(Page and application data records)

Segment Open

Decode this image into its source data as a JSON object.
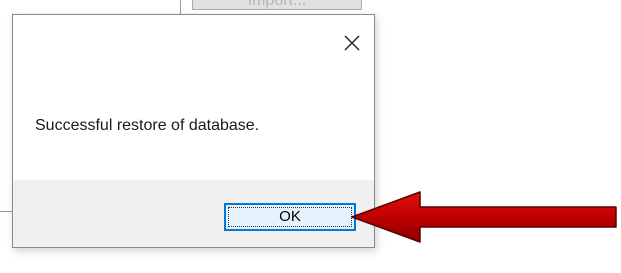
{
  "background": {
    "import_button_label": "Import..."
  },
  "dialog": {
    "message": "Successful restore of database.",
    "ok_label": "OK",
    "close_icon": "close-icon"
  },
  "annotation": {
    "arrow_color": "#c00000",
    "arrow_direction": "left"
  }
}
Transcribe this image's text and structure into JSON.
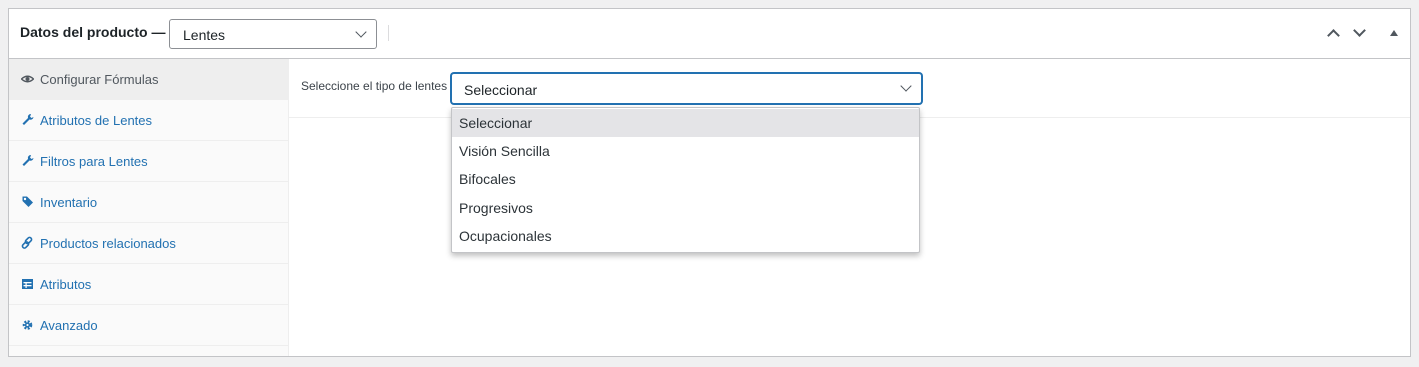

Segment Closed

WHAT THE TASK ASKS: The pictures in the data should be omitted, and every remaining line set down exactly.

WRITTEN SOLUTION:
Decode this image into its source data as a JSON object.
{
  "background": {
    "import_button_label": "Import..."
  },
  "dialog": {
    "message": "Successful restore of database.",
    "ok_label": "OK",
    "close_icon": "close-icon"
  },
  "annotation": {
    "arrow_color": "#c00000",
    "arrow_direction": "left"
  }
}
Transcribe this image's text and structure into JSON.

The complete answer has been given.